Work to complete: Nothing in the data may be omitted; output it all verbatim.

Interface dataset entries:
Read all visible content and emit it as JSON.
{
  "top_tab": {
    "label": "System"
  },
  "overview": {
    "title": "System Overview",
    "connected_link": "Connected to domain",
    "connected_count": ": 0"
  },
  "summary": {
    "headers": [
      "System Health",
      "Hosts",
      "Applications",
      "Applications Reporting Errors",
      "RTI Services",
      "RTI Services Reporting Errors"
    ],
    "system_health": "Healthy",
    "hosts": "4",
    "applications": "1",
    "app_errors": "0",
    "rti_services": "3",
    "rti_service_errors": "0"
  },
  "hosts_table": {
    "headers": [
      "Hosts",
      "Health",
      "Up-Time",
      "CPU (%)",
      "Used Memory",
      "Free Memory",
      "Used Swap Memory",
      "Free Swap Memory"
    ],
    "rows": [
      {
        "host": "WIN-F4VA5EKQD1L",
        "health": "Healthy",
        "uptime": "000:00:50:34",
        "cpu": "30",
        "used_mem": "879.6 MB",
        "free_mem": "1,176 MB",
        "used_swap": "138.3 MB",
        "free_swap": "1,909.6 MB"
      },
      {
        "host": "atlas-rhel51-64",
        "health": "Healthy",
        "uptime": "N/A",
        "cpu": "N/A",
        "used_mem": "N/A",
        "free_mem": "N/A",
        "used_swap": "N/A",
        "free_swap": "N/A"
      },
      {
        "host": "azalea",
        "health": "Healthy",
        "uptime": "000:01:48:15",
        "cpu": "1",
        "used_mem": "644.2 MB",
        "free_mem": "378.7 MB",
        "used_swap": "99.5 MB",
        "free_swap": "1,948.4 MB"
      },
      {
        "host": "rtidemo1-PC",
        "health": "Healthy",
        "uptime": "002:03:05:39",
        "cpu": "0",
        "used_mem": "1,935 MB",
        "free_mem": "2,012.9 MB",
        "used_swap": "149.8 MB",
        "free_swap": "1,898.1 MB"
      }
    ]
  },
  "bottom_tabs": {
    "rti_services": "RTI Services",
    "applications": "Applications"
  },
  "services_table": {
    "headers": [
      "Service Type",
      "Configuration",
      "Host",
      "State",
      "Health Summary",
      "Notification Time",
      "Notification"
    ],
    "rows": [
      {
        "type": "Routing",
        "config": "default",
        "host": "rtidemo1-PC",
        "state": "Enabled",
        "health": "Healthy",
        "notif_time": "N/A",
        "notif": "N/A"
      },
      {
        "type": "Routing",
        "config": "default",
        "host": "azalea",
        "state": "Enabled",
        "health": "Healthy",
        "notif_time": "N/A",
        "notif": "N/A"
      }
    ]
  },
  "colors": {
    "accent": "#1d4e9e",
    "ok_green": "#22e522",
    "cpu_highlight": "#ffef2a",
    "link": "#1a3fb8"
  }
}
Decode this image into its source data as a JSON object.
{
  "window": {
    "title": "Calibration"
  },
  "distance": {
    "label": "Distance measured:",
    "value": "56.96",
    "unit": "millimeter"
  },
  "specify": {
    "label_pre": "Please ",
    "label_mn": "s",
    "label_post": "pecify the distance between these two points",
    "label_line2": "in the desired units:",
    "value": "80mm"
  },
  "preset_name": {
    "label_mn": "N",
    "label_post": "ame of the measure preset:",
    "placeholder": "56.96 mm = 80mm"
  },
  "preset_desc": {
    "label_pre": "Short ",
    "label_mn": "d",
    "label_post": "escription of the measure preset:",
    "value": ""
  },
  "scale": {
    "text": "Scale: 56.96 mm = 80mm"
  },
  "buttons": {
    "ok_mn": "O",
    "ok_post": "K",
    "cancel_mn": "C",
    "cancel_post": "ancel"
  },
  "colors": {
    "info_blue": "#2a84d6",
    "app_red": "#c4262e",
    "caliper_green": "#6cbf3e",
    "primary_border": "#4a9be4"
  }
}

Exercise answer:
Read all visible content and emit it as JSON.
{
  "top_tab": {
    "label": "System"
  },
  "overview": {
    "title": "System Overview",
    "connected_link": "Connected to domain",
    "connected_count": ": 0"
  },
  "summary": {
    "headers": [
      "System Health",
      "Hosts",
      "Applications",
      "Applications Reporting Errors",
      "RTI Services",
      "RTI Services Reporting Errors"
    ],
    "system_health": "Healthy",
    "hosts": "4",
    "applications": "1",
    "app_errors": "0",
    "rti_services": "3",
    "rti_service_errors": "0"
  },
  "hosts_table": {
    "headers": [
      "Hosts",
      "Health",
      "Up-Time",
      "CPU (%)",
      "Used Memory",
      "Free Memory",
      "Used Swap Memory",
      "Free Swap Memory"
    ],
    "rows": [
      {
        "host": "WIN-F4VA5EKQD1L",
        "health": "Healthy",
        "uptime": "000:00:50:34",
        "cpu": "30",
        "used_mem": "879.6 MB",
        "free_mem": "1,176 MB",
        "used_swap": "138.3 MB",
        "free_swap": "1,909.6 MB"
      },
      {
        "host": "atlas-rhel51-64",
        "health": "Healthy",
        "uptime": "N/A",
        "cpu": "N/A",
        "used_mem": "N/A",
        "free_mem": "N/A",
        "used_swap": "N/A",
        "free_swap": "N/A"
      },
      {
        "host": "azalea",
        "health": "Healthy",
        "uptime": "000:01:48:15",
        "cpu": "1",
        "used_mem": "644.2 MB",
        "free_mem": "378.7 MB",
        "used_swap": "99.5 MB",
        "free_swap": "1,948.4 MB"
      },
      {
        "host": "rtidemo1-PC",
        "health": "Healthy",
        "uptime": "002:03:05:39",
        "cpu": "0",
        "used_mem": "1,935 MB",
        "free_mem": "2,012.9 MB",
        "used_swap": "149.8 MB",
        "free_swap": "1,898.1 MB"
      }
    ]
  },
  "bottom_tabs": {
    "rti_services": "RTI Services",
    "applications": "Applications"
  },
  "services_table": {
    "headers": [
      "Service Type",
      "Configuration",
      "Host",
      "State",
      "Health Summary",
      "Notification Time",
      "Notification"
    ],
    "rows": [
      {
        "type": "Routing",
        "config": "default",
        "host": "rtidemo1-PC",
        "state": "Enabled",
        "health": "Healthy",
        "notif_time": "N/A",
        "notif": "N/A"
      },
      {
        "type": "Routing",
        "config": "default",
        "host": "azalea",
        "state": "Enabled",
        "health": "Healthy",
        "notif_time": "N/A",
        "notif": "N/A"
      }
    ]
  },
  "colors": {
    "accent": "#1d4e9e",
    "ok_green": "#22e522",
    "cpu_highlight": "#ffef2a",
    "link": "#1a3fb8"
  }
}
Decode this image into its source data as a JSON object.
{
  "window": {
    "title": "Calibration"
  },
  "distance": {
    "label": "Distance measured:",
    "value": "56.96",
    "unit": "millimeter"
  },
  "specify": {
    "label_pre": "Please ",
    "label_mn": "s",
    "label_post": "pecify the distance between these two points",
    "label_line2": "in the desired units:",
    "value": "80mm"
  },
  "preset_name": {
    "label_mn": "N",
    "label_post": "ame of the measure preset:",
    "placeholder": "56.96 mm = 80mm"
  },
  "preset_desc": {
    "label_pre": "Short ",
    "label_mn": "d",
    "label_post": "escription of the measure preset:",
    "value": ""
  },
  "scale": {
    "text": "Scale: 56.96 mm = 80mm"
  },
  "buttons": {
    "ok_mn": "O",
    "ok_post": "K",
    "cancel_mn": "C",
    "cancel_post": "ancel"
  },
  "colors": {
    "info_blue": "#2a84d6",
    "app_red": "#c4262e",
    "caliper_green": "#6cbf3e",
    "primary_border": "#4a9be4"
  }
}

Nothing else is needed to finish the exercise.